There’s no question that our technology has enriched our lives in countless ways. Unfortunately, it has also added to the list of possible health problems, including a recently classified condition that goes by the name of “text neck.” Text neck is used to describe discomfort that comes from the use of iPads and other tablets, smart phones and e-readers, and according to a recently completed study, women are more likely to be afflicted than men.
The research was conducted at the University of Nevada, Las Vegas and was led by assistant professor of physical therapy Szu-Ping Lee. It involved participation by 412 students of the university, as well as staff members and faculty.
The study found that regardless of how much time participants spent using their devices, over two thirds of those who participated experienced some discomfort related to their use of the devices, with 85 percent reporting neck issues, 65 percent reporting shoulder and upper back issues, and one third complaining of issues with their hands or arms. In most cases people reported soreness, stiffness or pain. Interestingly, there was a dramatic difference in the percentage of male participants versus women participants who had issues with device use: among the women, roughly 70 percent had symptoms while the same was true of only 30 percent of the men.
A closer analysis of the way users worked with their devices revealed that they were more likely to have issues if they did not have back support while using them, particularly when they held the devices on their lap or on a flat surface, which automatically forced them to hunch forward.
Lee warns that one of the most concerning aspects that users reported was that they did not generally shift positions or cease device use once pain started: instead they ignored it.

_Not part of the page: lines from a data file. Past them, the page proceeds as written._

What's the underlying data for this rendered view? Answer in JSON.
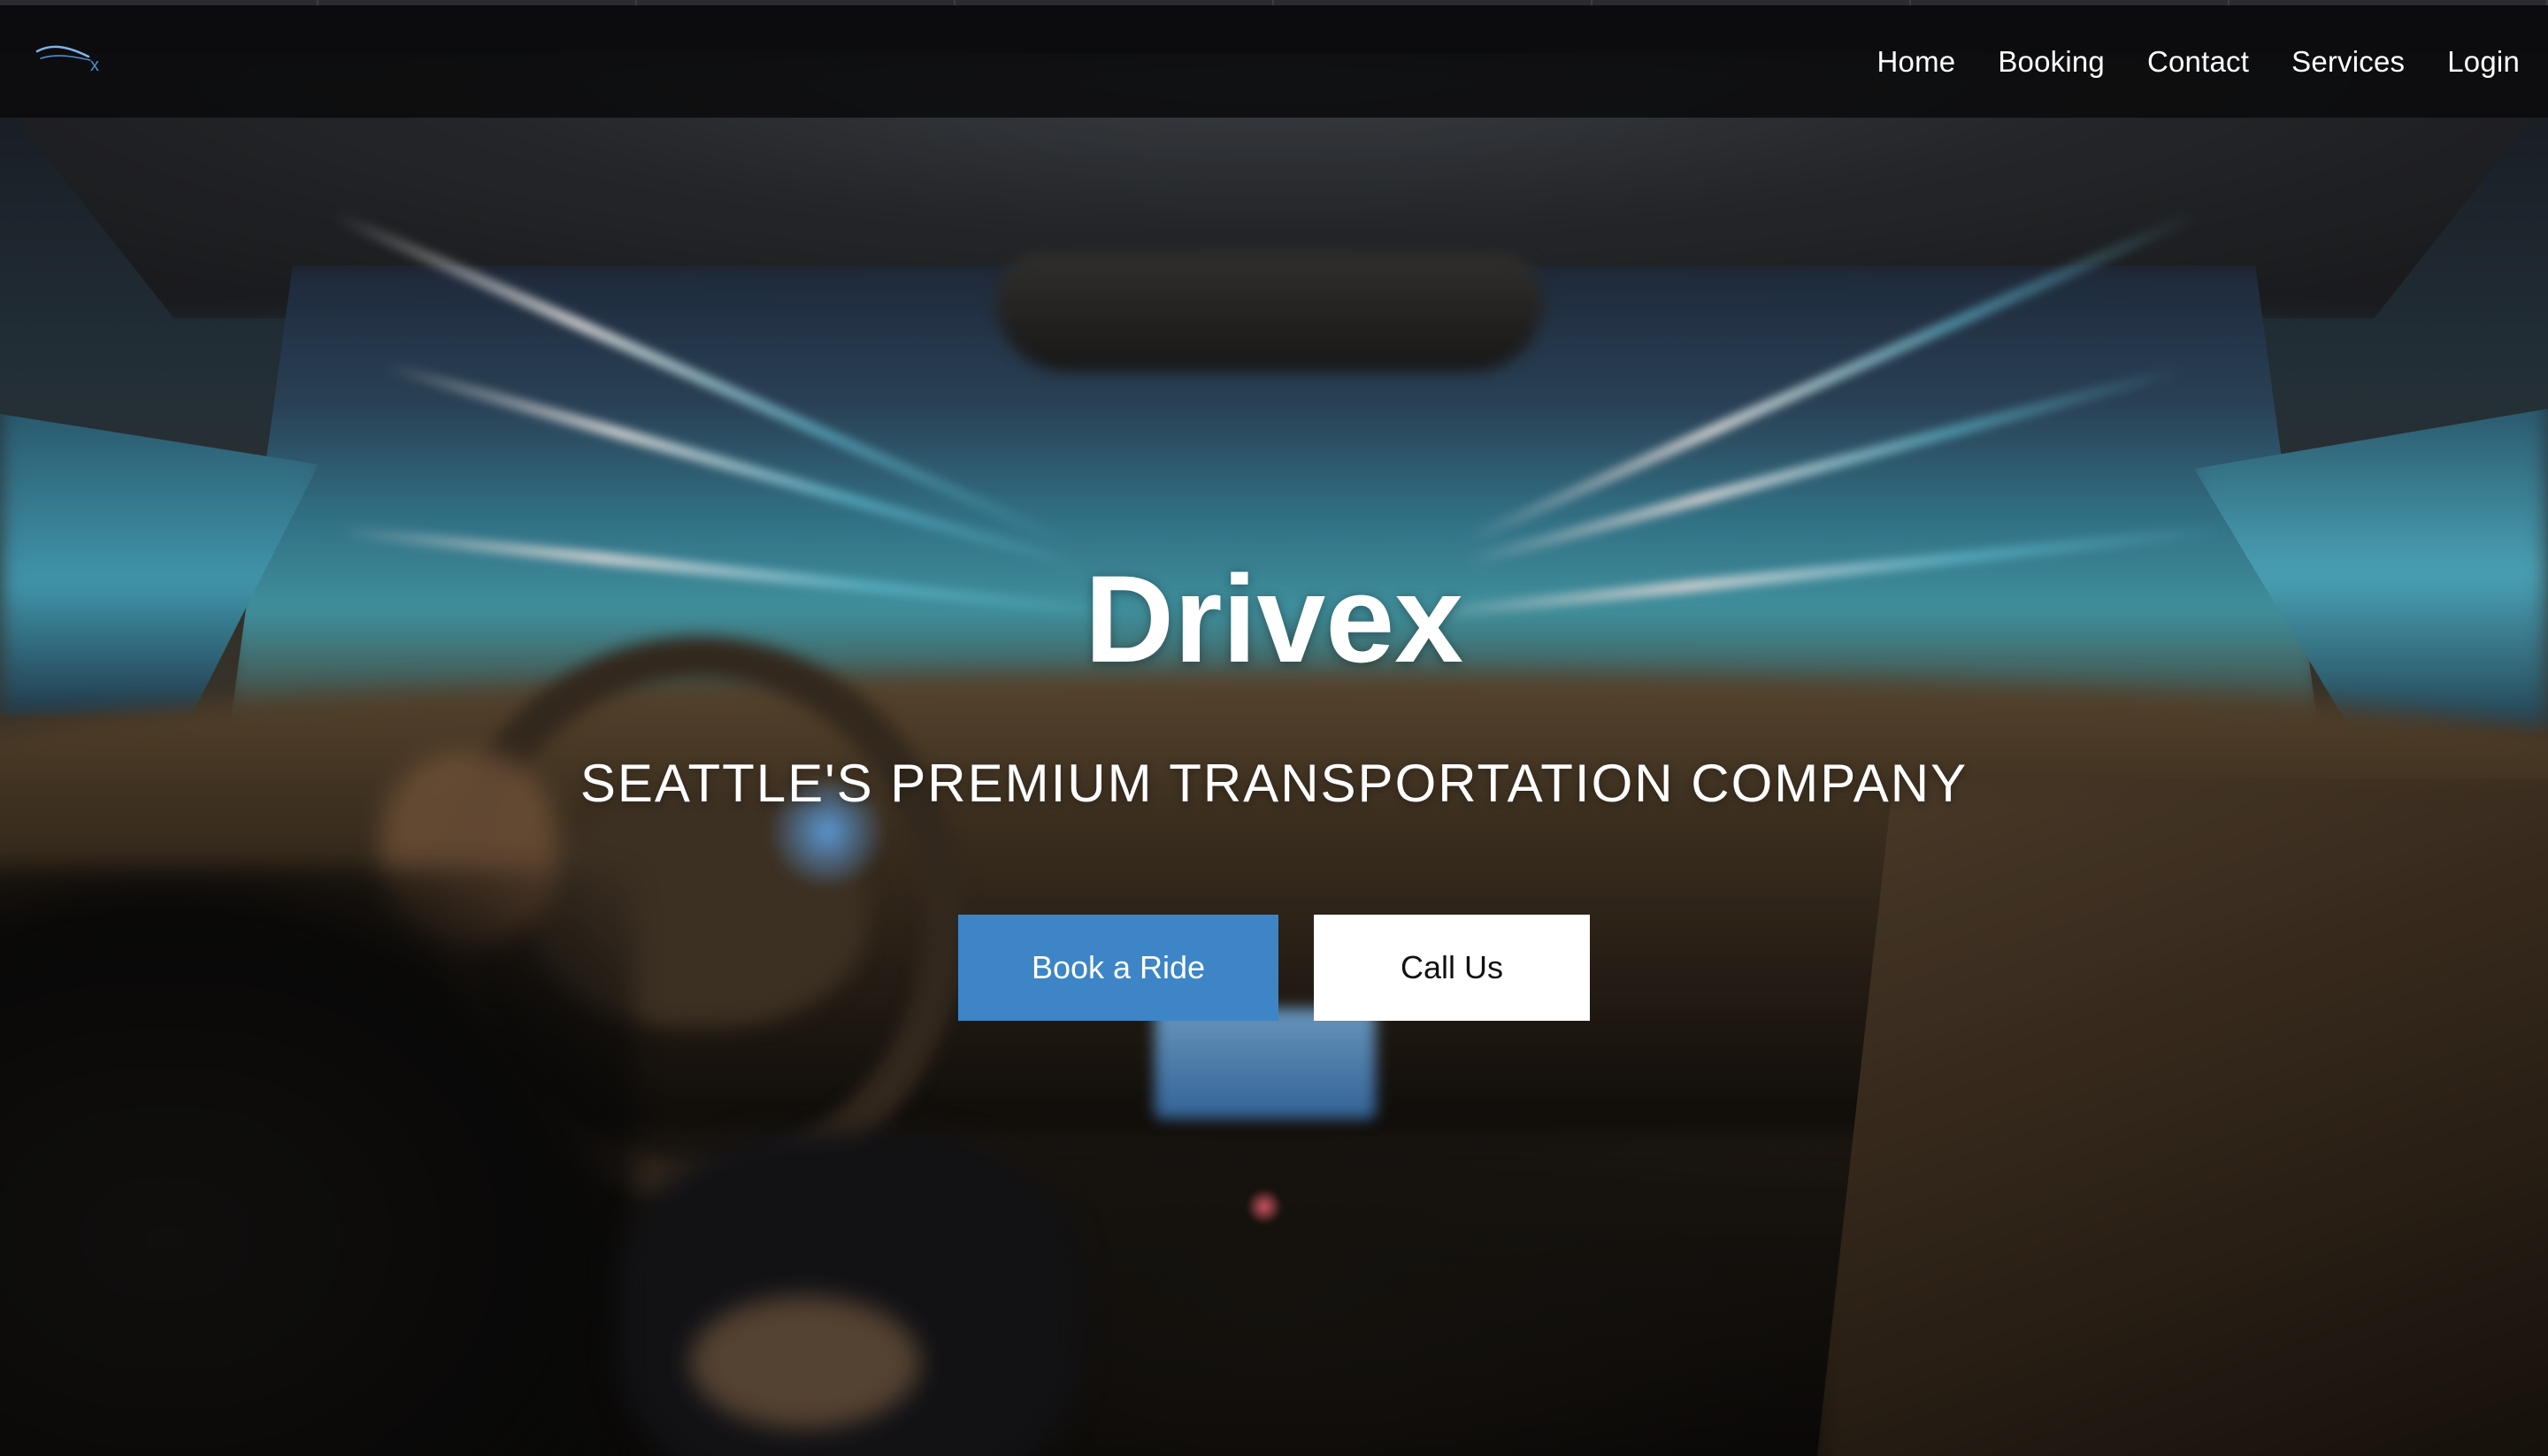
{
  "brand": {
    "logo_icon": "drivex-swoosh-logo",
    "logo_letter": "x",
    "accent_color": "#3d85c6"
  },
  "nav": {
    "items": [
      {
        "label": "Home"
      },
      {
        "label": "Booking"
      },
      {
        "label": "Contact"
      },
      {
        "label": "Services"
      },
      {
        "label": "Login"
      }
    ]
  },
  "hero": {
    "title": "Drivex",
    "subtitle": "SEATTLE'S PREMIUM TRANSPORTATION COMPANY",
    "primary_button": "Book a Ride",
    "secondary_button": "Call Us"
  },
  "colors": {
    "primary_button_bg": "#3d85c6",
    "secondary_button_bg": "#ffffff",
    "navbar_bg": "#0a0a0c"
  }
}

“Pain is a warning sign and if there’s pain and it’s being ignored… then over time, this is going to become more persistent and could become a chronic problem that requires surgery,” Lee told
There are a number of reasons why women tend to have more pain from device use than men, and most of them have to do with body size and strength.
Since women generally are smaller and have less upper body strength than men do, leaning forward and allowing the head to hang down adds additional stress and strain. “That really puts a lot of stress on the cervical spine,” Lee said. “The head, it’s not overly heavy, but if you are tilting downward, that really puts more stress on those supporting structures.” Additionally, women have a higher sensitivity to pain than men do.
Lee expressed concern about the fact that so many young people are reporting pain. “If the younger, supposedly healthier, college-age people are suffering from this with significantly higher frequency, then we fear that down the road we may be looking at higher frequency of neck pain when they get older.”
If you are experiencing chronic neck pain, it’s important that you take immediate action rather than suffering through it. Contact our New Jersey Cervical Spine specialist today to set up an appointment to come in for a consultation.